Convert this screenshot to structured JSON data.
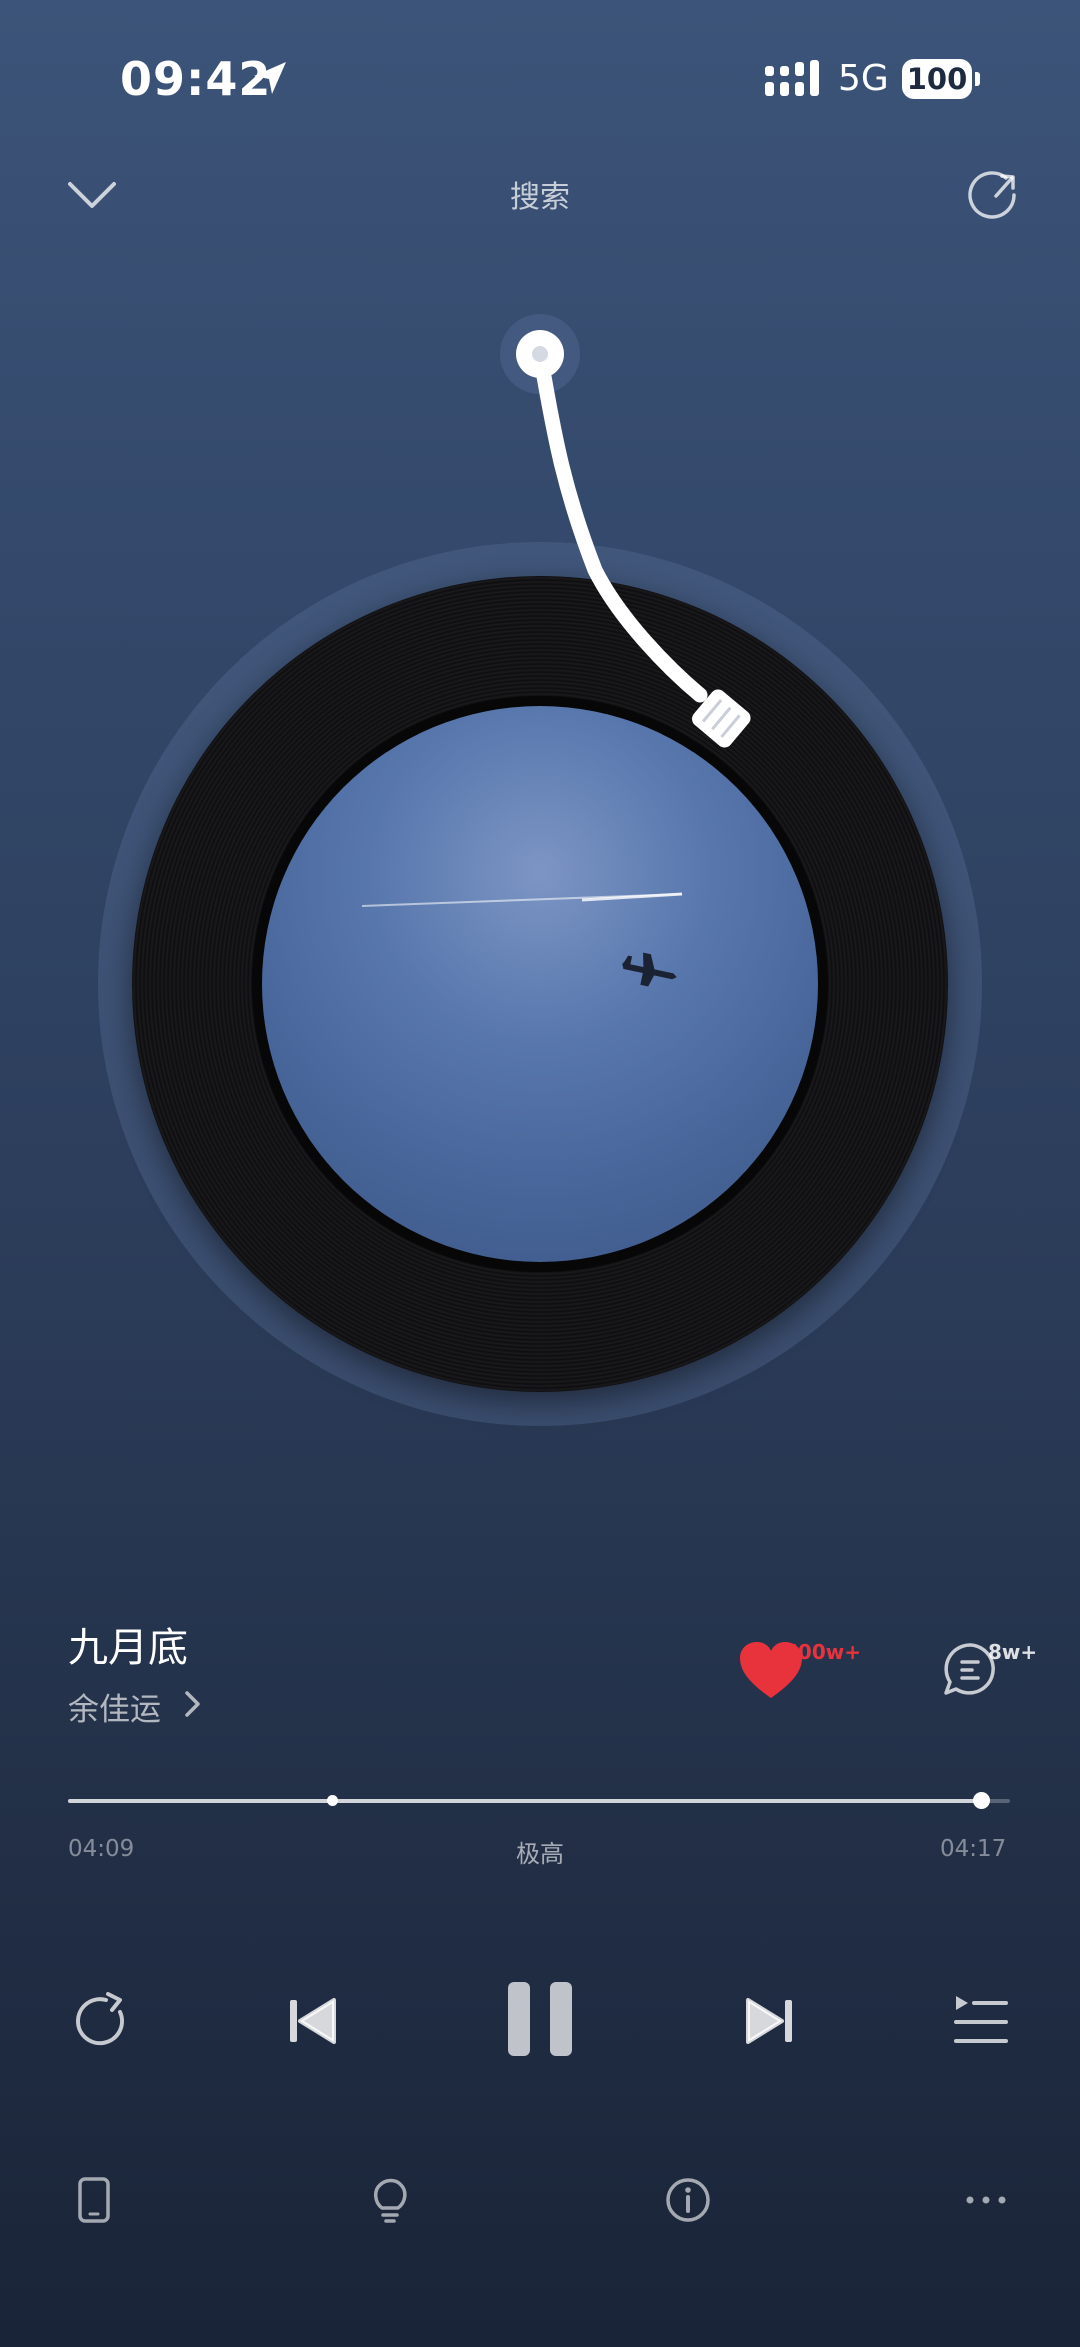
{
  "status_bar": {
    "time": "09:42",
    "network": "5G",
    "battery": "100"
  },
  "header": {
    "title": "搜索",
    "icons": [
      "chevron-down-icon",
      "share-icon"
    ]
  },
  "song": {
    "title": "九月底",
    "artist": "余佳运",
    "like_count": "600w+",
    "comment_count": "8w+"
  },
  "progress": {
    "current": "04:09",
    "total": "04:17",
    "quality": "极高",
    "fraction": 0.969,
    "buffer_fraction": 0.28
  },
  "colors": {
    "accent_like": "#e8333d",
    "background_top": "#3c5479",
    "background_bottom": "#1a2438"
  },
  "controls": [
    "repeat-icon",
    "previous-icon",
    "pause-icon",
    "next-icon",
    "playlist-icon"
  ],
  "bottom_bar": [
    "device-icon",
    "lightbulb-icon",
    "info-icon",
    "more-icon"
  ]
}
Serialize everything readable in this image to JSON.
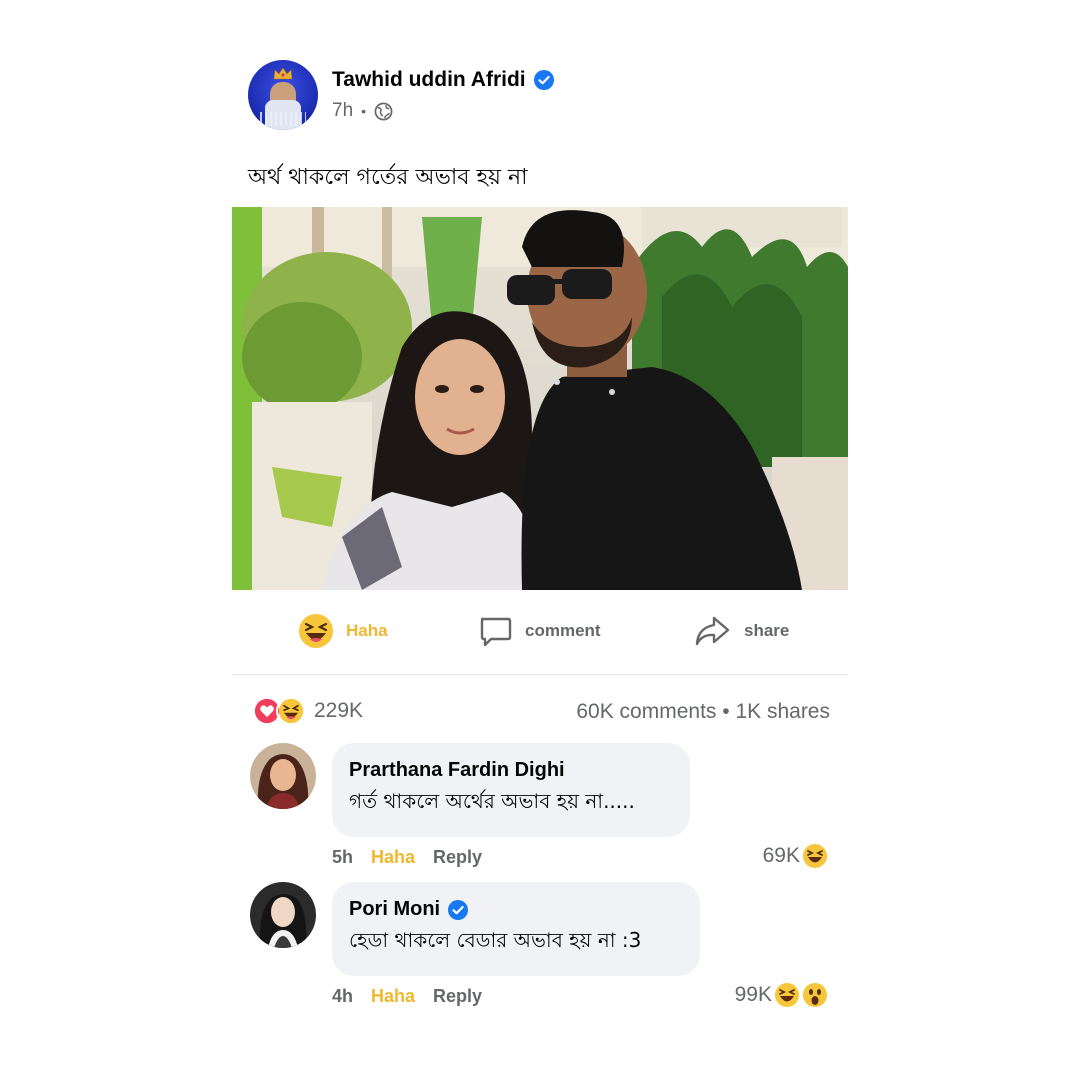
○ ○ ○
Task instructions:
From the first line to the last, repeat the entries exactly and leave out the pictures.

Answer for this exercise:
Convert this screenshot to structured JSON data.
{
  "status_bar": {
    "time": "09:42",
    "network": "5G",
    "battery": "100"
  },
  "header": {
    "title": "搜索",
    "icons": [
      "chevron-down-icon",
      "share-icon"
    ]
  },
  "song": {
    "title": "九月底",
    "artist": "余佳运",
    "like_count": "600w+",
    "comment_count": "8w+"
  },
  "progress": {
    "current": "04:09",
    "total": "04:17",
    "quality": "极高",
    "fraction": 0.969,
    "buffer_fraction": 0.28
  },
  "colors": {
    "accent_like": "#e8333d",
    "background_top": "#3c5479",
    "background_bottom": "#1a2438"
  },
  "controls": [
    "repeat-icon",
    "previous-icon",
    "pause-icon",
    "next-icon",
    "playlist-icon"
  ],
  "bottom_bar": [
    "device-icon",
    "lightbulb-icon",
    "info-icon",
    "more-icon"
  ]
}
Serialize everything readable in this image to JSON.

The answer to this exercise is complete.